Poetry Revision Boot Camp
Get ready, get set…You’ll either come into workshop with a poem draft you’re interested in but dissatisfied with, or, at the workshop’s beginning, you’ll generate a brand new first draft following a prompt designed to give you something substantial to work with. Each day, you’ll overhaul the poem in a different way according to a different kamikaze revision suggestion, working towards vision and possibility and collecting tools for future revisions. Along the way, we’ll discuss process and do some light reading as you work on your revisions, and you’ll be invited to comment, briefly, on other people’s results. The workshop leader will supply you with detailed commentary on all your drafts at the end of the workshop. This workshop is not about tidying, but about re-seeing, and revision as discovery.

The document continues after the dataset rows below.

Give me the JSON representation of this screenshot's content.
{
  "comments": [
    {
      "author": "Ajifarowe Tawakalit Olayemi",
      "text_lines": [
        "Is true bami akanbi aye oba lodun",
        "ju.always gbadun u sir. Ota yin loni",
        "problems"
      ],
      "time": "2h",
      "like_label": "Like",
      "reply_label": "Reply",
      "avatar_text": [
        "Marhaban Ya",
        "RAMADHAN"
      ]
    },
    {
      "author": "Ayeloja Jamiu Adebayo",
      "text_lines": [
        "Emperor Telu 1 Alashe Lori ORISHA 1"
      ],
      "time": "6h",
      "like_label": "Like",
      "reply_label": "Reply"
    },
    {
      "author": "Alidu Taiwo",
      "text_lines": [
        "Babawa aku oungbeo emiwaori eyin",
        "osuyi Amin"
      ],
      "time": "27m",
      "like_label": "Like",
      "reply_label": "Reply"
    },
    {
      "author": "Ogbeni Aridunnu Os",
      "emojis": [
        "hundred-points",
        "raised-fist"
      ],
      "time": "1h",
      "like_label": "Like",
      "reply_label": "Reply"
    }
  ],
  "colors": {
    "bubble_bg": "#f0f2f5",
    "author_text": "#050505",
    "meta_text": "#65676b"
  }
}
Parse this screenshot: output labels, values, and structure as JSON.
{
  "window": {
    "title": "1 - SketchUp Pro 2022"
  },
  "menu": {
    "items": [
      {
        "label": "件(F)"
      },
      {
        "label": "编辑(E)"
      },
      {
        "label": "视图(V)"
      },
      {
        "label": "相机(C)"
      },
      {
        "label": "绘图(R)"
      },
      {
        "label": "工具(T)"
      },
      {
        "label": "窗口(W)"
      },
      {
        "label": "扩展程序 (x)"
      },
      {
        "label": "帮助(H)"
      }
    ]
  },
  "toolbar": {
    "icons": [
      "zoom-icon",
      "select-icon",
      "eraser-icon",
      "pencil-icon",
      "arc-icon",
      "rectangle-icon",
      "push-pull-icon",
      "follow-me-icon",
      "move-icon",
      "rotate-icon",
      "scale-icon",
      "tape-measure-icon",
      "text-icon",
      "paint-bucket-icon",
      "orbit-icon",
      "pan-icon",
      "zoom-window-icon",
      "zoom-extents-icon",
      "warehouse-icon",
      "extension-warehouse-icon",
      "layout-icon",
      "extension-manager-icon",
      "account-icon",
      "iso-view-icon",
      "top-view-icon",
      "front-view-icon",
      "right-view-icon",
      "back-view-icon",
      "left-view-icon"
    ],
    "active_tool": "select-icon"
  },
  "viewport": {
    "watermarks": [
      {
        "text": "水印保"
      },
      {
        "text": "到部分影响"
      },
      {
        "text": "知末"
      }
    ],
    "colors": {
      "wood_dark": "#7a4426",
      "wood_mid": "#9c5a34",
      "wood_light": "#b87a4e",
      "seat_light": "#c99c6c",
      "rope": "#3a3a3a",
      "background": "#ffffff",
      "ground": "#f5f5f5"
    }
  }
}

Daisy Fried is poetry editor of the literary resistance journal Scoundrel Time, and author of three books of poems: Women's Poetry: Poems and Advice, named one of the five best poetry books of 2013 by Library Journal, My Brother is Getting Arrested Again, a finalist for the National Book Critics Circle Award, and She Didn’t Mean to Do It, which won the Agnes Lynch Starrett Prize. She reviews poetry books for the New York Times, Poetry, Threepenny Review and elsewhere, and received Poetry magazine’s Editor’s Prize for a Feature Article for “Sing God-Awful Muse,” an essay about reading Paradise Lost and breastfeeding. For her poetry, she's received Guggenheim, Hodder and Pew Fellowship, as well as a Pushcart Prize and the Cohen Award from Ploughshares. Her poems have appeared in London Review of Books, Poetry, The Nation, The New Republic, American Poetry Review, Poetry International, Threepenny Review, Best American Poetry and elsewhere. She lives in South Philadelphia and is on the faculty of the Warren Wilson College MFA Program for Writers.